Element data from apps and pages
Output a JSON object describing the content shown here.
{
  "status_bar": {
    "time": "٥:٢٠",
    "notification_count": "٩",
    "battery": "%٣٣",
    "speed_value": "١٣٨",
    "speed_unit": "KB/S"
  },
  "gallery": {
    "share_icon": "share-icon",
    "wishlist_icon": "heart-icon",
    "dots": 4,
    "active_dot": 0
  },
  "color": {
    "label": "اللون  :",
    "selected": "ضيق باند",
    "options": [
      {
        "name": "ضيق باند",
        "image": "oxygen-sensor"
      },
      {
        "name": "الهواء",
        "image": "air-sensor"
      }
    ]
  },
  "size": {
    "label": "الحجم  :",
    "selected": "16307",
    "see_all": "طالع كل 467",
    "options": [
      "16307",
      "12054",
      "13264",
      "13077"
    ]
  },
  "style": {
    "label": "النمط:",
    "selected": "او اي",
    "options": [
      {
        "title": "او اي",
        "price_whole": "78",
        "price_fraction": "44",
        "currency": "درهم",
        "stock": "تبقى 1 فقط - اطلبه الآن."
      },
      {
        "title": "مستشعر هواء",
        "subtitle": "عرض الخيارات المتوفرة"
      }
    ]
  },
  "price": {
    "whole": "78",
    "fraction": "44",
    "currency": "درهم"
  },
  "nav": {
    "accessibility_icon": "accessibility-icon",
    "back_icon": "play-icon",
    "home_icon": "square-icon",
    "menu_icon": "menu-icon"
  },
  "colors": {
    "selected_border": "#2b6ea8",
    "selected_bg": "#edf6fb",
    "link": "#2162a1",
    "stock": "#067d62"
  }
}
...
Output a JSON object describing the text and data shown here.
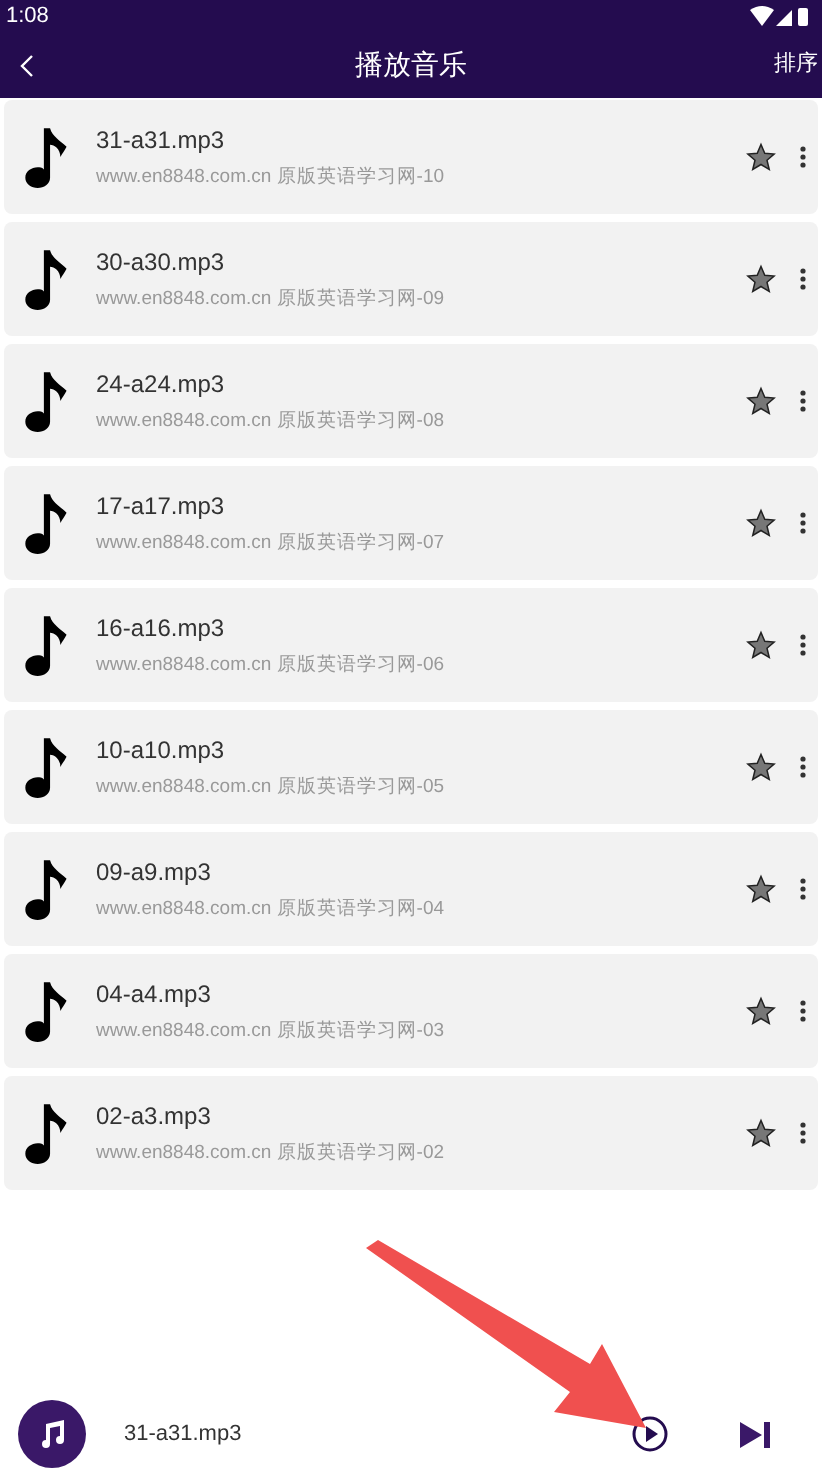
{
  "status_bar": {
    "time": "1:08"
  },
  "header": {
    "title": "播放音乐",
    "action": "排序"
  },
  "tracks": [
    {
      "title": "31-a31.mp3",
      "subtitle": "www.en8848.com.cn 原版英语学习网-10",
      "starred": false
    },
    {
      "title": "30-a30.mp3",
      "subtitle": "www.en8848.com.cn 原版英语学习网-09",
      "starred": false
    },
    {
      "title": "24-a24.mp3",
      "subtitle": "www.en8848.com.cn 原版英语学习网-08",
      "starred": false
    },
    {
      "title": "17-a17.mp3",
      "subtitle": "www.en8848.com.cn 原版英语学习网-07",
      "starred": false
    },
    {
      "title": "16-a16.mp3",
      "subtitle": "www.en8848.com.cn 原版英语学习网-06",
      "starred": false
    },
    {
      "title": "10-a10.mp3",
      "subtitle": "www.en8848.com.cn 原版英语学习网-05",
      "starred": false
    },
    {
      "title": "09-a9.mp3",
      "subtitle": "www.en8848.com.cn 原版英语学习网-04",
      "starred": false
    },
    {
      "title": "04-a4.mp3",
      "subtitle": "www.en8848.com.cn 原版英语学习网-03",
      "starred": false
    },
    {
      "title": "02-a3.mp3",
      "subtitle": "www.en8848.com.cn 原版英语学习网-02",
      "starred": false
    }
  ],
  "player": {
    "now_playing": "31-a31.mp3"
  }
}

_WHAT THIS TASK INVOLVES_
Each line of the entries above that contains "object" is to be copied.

_EXERCISE ANSWER_
Output a JSON object describing the content shown here.
Output a JSON object describing the text and data shown here.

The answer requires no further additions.